The 19th century population of Weybourne was about 300, many of whom worked on the land either for Bolding or his adjoining landlord, the Earl of Orford. Bolding was a close friend of the artist John Middleton, who had been trained by Henry Bright, a distinguished member of the Norwich School of Artists. Middleton often stayed with Bolding at Weybourne and they were frequent sketching companions but whereas Middleton viewed photography as a basis for paintings, Bolding fully embraced the medium for its own sake.

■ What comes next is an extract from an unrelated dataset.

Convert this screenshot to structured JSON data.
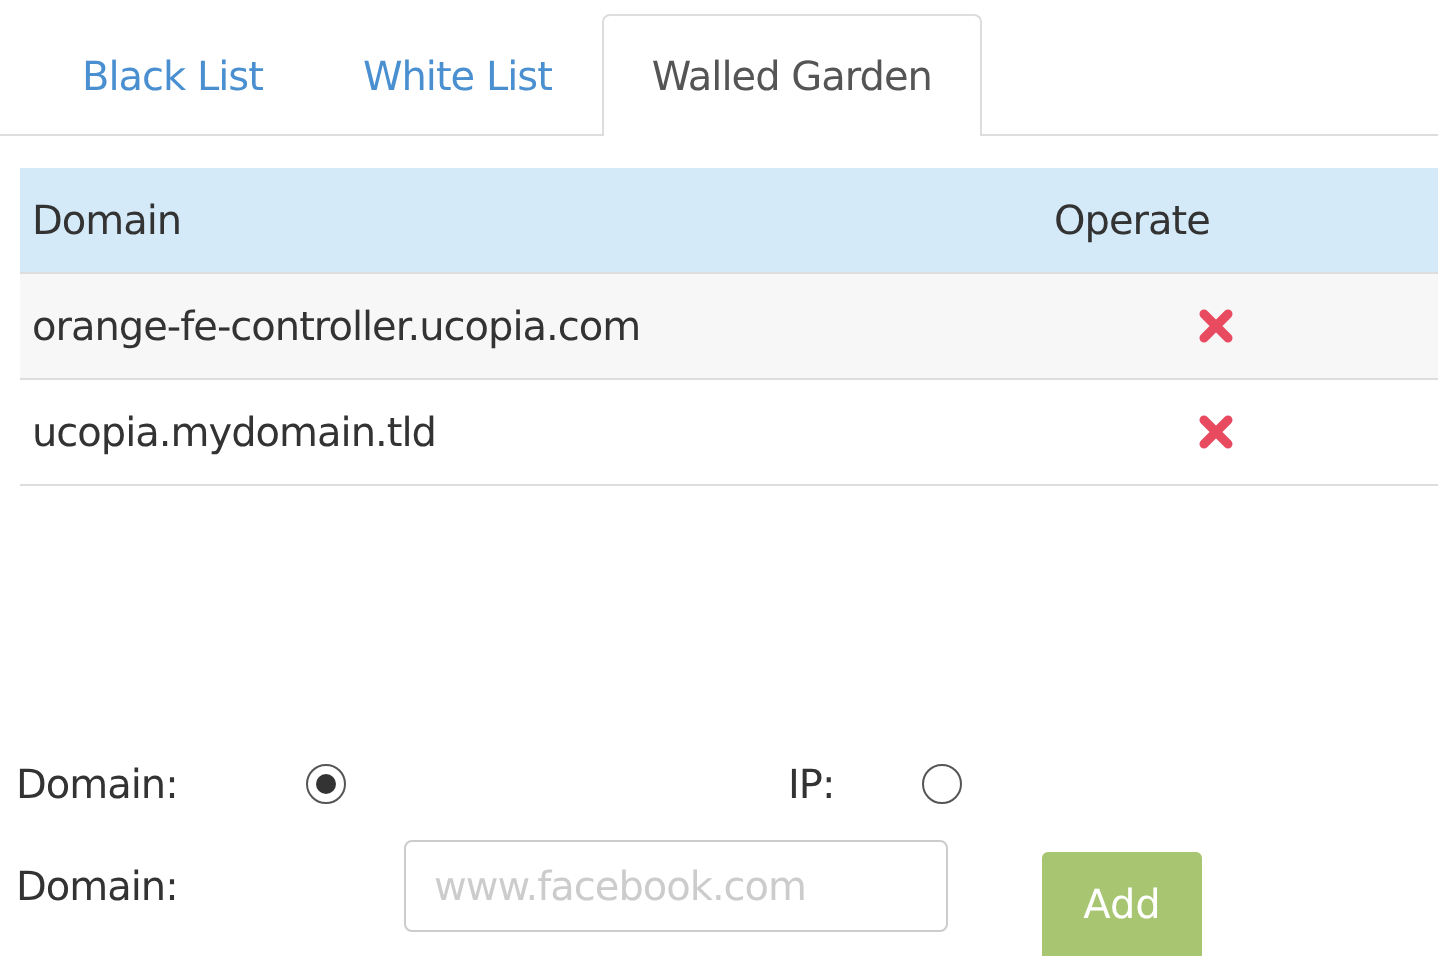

He never married but lived with his sister Hannah, who acted as his housekeeper, in a residence called ‘The House’ (now the Maltings Hotel) with an adjoining barn. He converted the barn for use as a photographic studio and improved the lighting by enlarging the windows, one of which can be seen in the photograph of his studio.

In an undated letter6, probably written in the latter half of 1854, Middleton wrote to Bolding as follows:

Surrey Street

My Dear Sir

Enclosed is a note from Owen7 about the Great Ex. series of pictures - you will see by this he will charge you 2/6 each taking the series – I think this rather high but I suppose it does not answer his purpose to do them for less – you will send me a line if you wish to have them and I will write to Owen – or I can send you his address and you can correspond with him.

The Photographic Society met on Friday night and I enroled [sic] you as a Member and paid five shillings – eighteen members have joined and there appears every chance of success – I am one of the Committee – therefore can tell you of our proceedings … Muskett8 has no more Cossey9 views – but will order some. I told him nothing but the best impressions would do …

Remember me to all at home who I hope are well …

Yours very truly, John Middleton

Bolding’s work includes magnificent photographs of his family members, employees and their neighbours. He is exceptional as an early photographer who documented working men and women and he presents his employees with dignity, seated in their working clothes, sometimes holding the tools of their trade, against plain backgrounds. Sitters included William Cook (his jobbing gardener), Billy Digby (holding a bowler hat), Charles English (holding a bill-hook and gloves), Robert Digby (a youth holding a knife), and Jon Tuck (a bespectacled, elderly man). He continued photographing throughout his life and from the mid-1850s onwards his preferred format was making albumen prints from wet collodion, glass-plate negatives.

The author wishes to acknowledge the great kindness and support given to him by Richard Jefferson who has freely shared his researches and published:
‘A Victorian Gentleman’s North Norfolk. W J J Bolding and his place in early photography’,
JJG Publishing, 2013.

Sources and Notes

  1. Rose Monement (1860-1936) was William Bolding’s niece.
  2. The schooner ‘Enterprise’ was co-owned with his brother-in-law William Monement (1813-1836), a cork merchant of King’s Lynn.
  3. Henry Harrod (1817-1871), Fellow of the Society of Antiquaries and Joint Honorary Secretary for both the Norfolk and Norwich Archaeological Society and the Norwich Photographic Society.
  4. John Berney Ladbrooke (1803-1879), a member of the Norwich School of Artists.
  5. The Norfolk News published notices on the 6th, 13th and 20th of December 1856 and 3rd January 1857. This comment on Bolding appeared in 3rd January edition.
  6. Private correspondence.
  7. Hugh Owen (1808-1897) who exhibited a series of photographs at the Great Exhibition.
  8. Charles Muskett (1804-1856), bookseller of Haymarket, Norwich.
  9. Cossey, known today as Costessey, a western suburb of Norwich.

Richard Jefferson has also published W. J. J. Bolding (1815-1899) Pioneer North Norfolk Photographer. The Journal of the Blakeney Area Historical Society, Issue No.6, July 2003.